The construction of the Panama Canal is one of those epic tales from the past, an old-school feat of engineering, ambition and courage. Over the span of a decade a little more than a century ago, tens of thousands of workers drilled dynamite holes, drove belching steam shovels and labored with pickaxes, all the while fighting off malaria. As David McCullough recounts in his sweeping history The Path Between the Seas, it was a combination of sheer human might and what was at the time the latest engineering prowess that created a route connecting two oceans.

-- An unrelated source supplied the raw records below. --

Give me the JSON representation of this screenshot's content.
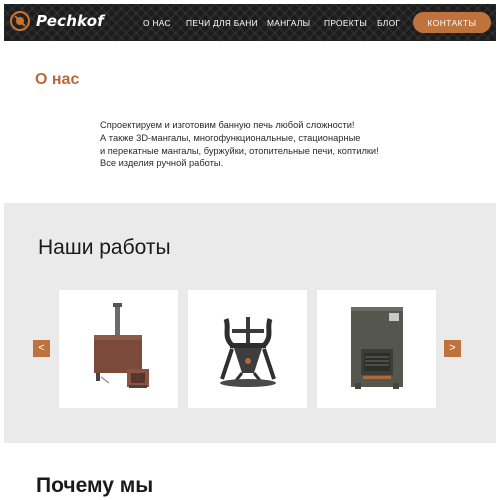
{
  "header": {
    "logo_text": "Pechkof",
    "nav": [
      "О НАС",
      "ПЕЧИ ДЛЯ БАНИ",
      "МАНГАЛЫ",
      "ПРОЕКТЫ",
      "БЛОГ"
    ],
    "contact_label": "КОНТАКТЫ"
  },
  "about": {
    "title": "О нас",
    "lines": [
      "Спроектируем и изготовим банную печь любой сложности!",
      "А также 3D-мангалы, многофункциональные, стационарные",
      "и перекатные мангалы, буржуйки, отопительные печи, коптилки!",
      "Все изделия ручной работы."
    ]
  },
  "works": {
    "title": "Наши работы",
    "prev_arrow": "<",
    "next_arrow": ">",
    "items": [
      "sauna-stove-image",
      "3d-grill-image",
      "heating-stove-image"
    ]
  },
  "why": {
    "title": "Почему мы"
  },
  "colors": {
    "accent": "#c0723d",
    "header_bg": "#1c1c1c",
    "section_bg": "#eaeaea"
  }
}
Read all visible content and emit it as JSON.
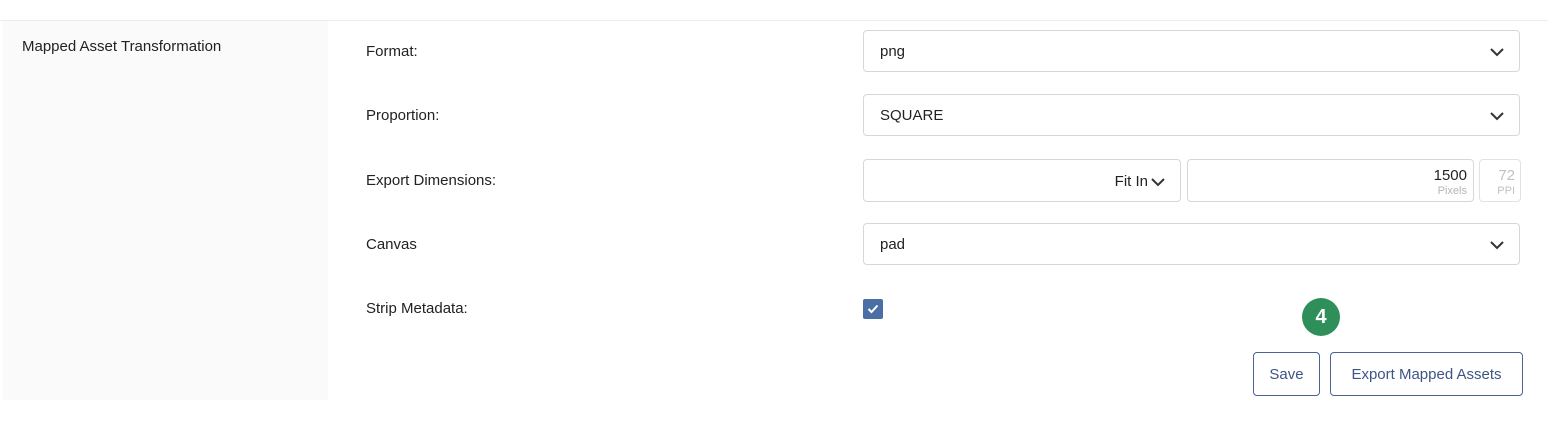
{
  "section": {
    "title": "Mapped Asset Transformation"
  },
  "fields": {
    "format": {
      "label": "Format:",
      "value": "png"
    },
    "proportion": {
      "label": "Proportion:",
      "value": "SQUARE"
    },
    "export_dimensions": {
      "label": "Export Dimensions:",
      "fit_mode": "Fit In",
      "pixels_value": "1500",
      "pixels_unit": "Pixels",
      "ppi_value": "72",
      "ppi_unit": "PPI"
    },
    "canvas": {
      "label": "Canvas",
      "value": "pad"
    },
    "strip_metadata": {
      "label": "Strip Metadata:",
      "checked": true
    }
  },
  "step_badge": "4",
  "actions": {
    "save_label": "Save",
    "export_label": "Export Mapped Assets"
  },
  "colors": {
    "checkbox": "#4a6fa5",
    "badge": "#2f8f5b",
    "button_border": "#4a6394"
  },
  "icons": [
    "chevron-down-icon",
    "check-icon"
  ]
}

What may come as a surprise to those who have never traveled across the Panama Canal is that only portions of it, at each end, are the narrow channels and locks that are so often photographed. At its heart is the huge manmade Gatún Lake. There, in the middle of one of humankind's greatest engineering achievements, more than 100 species each of mammals and reptiles, as well as some 500 different birds (from colorful toucans to fierce harpy eagles), thrive in the nature reserves on islands in the middle of the lake and along its edges.